    Boyle's actions at Farmington angered Yablonski. He contrasted Boyle's behavior with that of former UMWA President John L. Lewis who appeared after an explosion in West Frankfort, Illinois. Boyle at Farmington dressed perfectly with a rose in his lapel and did not want to speak with the victim's families. Lewis at West Frankfort had donned a miner's helmet and emerged from underground hour later with his cheeks blackened. A photographer had captured his grief. "That picture just had to make coal miners feel so proud," Yablonski told his son. "But that sonovabitch Boyle. With those people dead in the mine, how could that bastard stand up and praise the company's safety record the way he did?" (Armbrister 39).

    The Farmington disaster also angered many in the American populace. Mining accidents had long been the norm, but opinions were changing and two important figures took notice: Congressman Ken Helcher (WV) and consumer advocate Ralph Nader. Under the encouragement of Nader, Yablonski announced his candidacy for the presidency of the United Mine Workers of America on May 29, 1969.

    The candidacy of Yablonski was a serious threat to Boyle. Although utilizing the pension plan to secure votes, Boyle began plotting a more serious solution to take care of his challenger as early as June 23. "We are in a fight," he mentioned to Albert Pass and William J. Turnblazer, the president of District 19. "Yablonski ought to be killed or done away with." Pass peered intently at Boyle. "If no one else will do it," he replied, "District 19 will. District 19 will kill him" (Armbrister 77). It would be these two individuals who would set up the hit.

    The passion and loyalty of Jock Yablonski had for the UMWA and its members were characteristics that made him successful within its ranks. Ironically, this same success and passion ultimately cost both his life and the lives of his family. As Tony Boyle began to institutionalize himself within the union at the miner's expense, Yablonski could not accept it. His announcement for his candidacy of the UMWA presidency Boyle viewed as a major attack and the ultimate form of insubordination. It was these motivating factors that led to the contracting of a hit on Jock Yablonski. The three trigger men in Yablonski's murder--Aubran "Buddy" Martin, Paul Gilly, and Claude Vealey--were all convicted shortly after the gruesome murder.

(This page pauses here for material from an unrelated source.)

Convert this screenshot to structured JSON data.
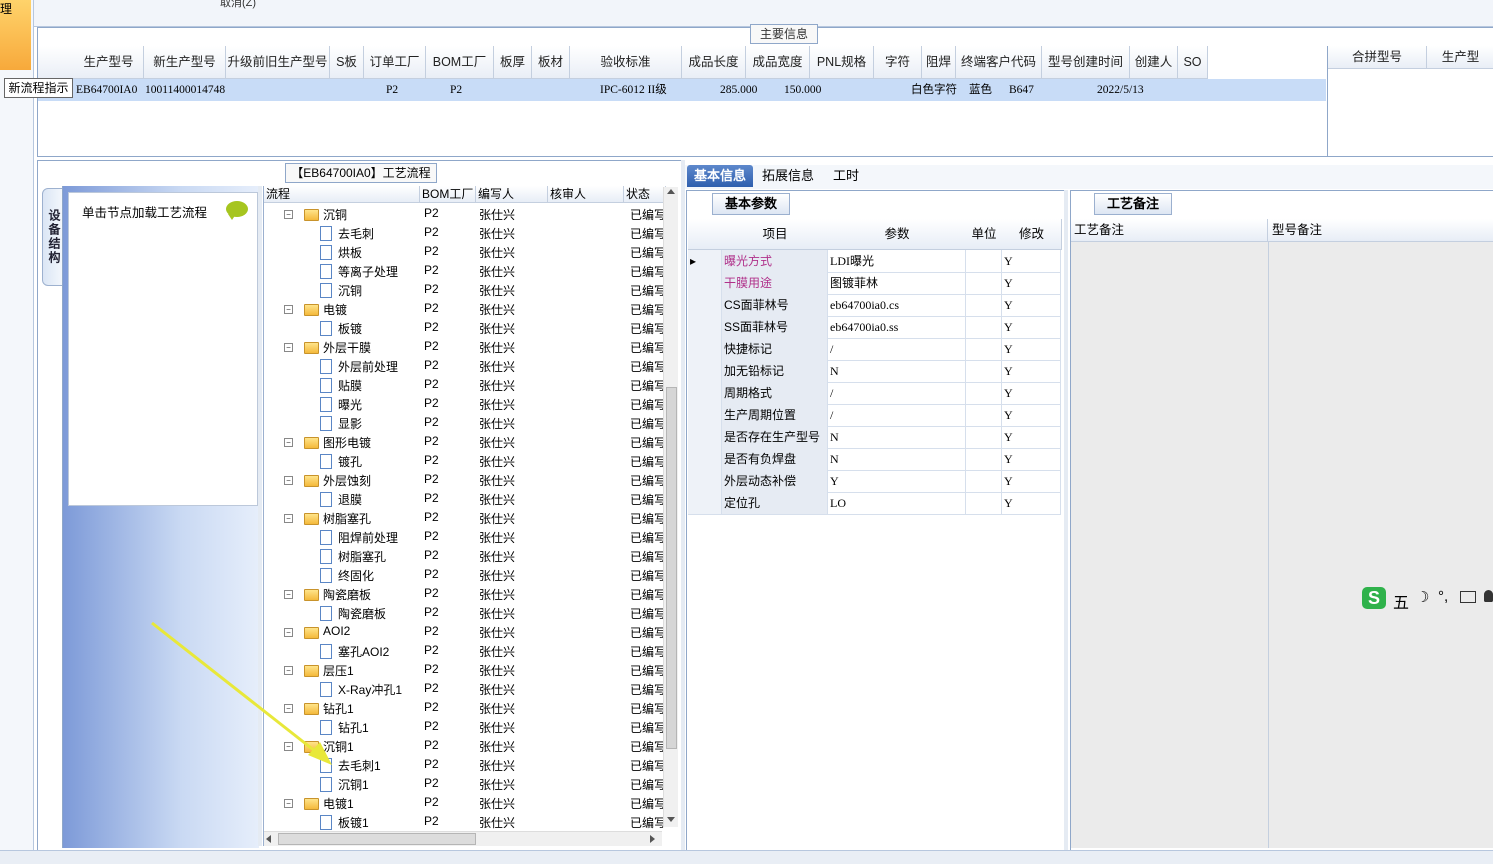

    The connection to Boyle took decidedly longer to unravel. Nearly five years elapsed between Yablonski's murder and Boyle's conviction in April of 1974. However, justice was finally served: Tony Boyle was convicted of the first degree murder of Jock Yablonski, Margaret Yablonski, and Charlotte Yablonski and sentenced to life in prison.

    Works Cited

    Armbrister, Trevor. Act of Vengeance: The Yablonski Murders and Their Solution. New York: Saturday Review Press, 1975.

    Brown, Stuart. A Man Named Tony: The True Story of the Yablonski Murders. New York: W.W. Norton & Company, 1976.

    Lewis, Arthur H. Murder By Contract: The People v. "Tough Tony" Boyle. New York: Macmillan Publishing Co., 1975.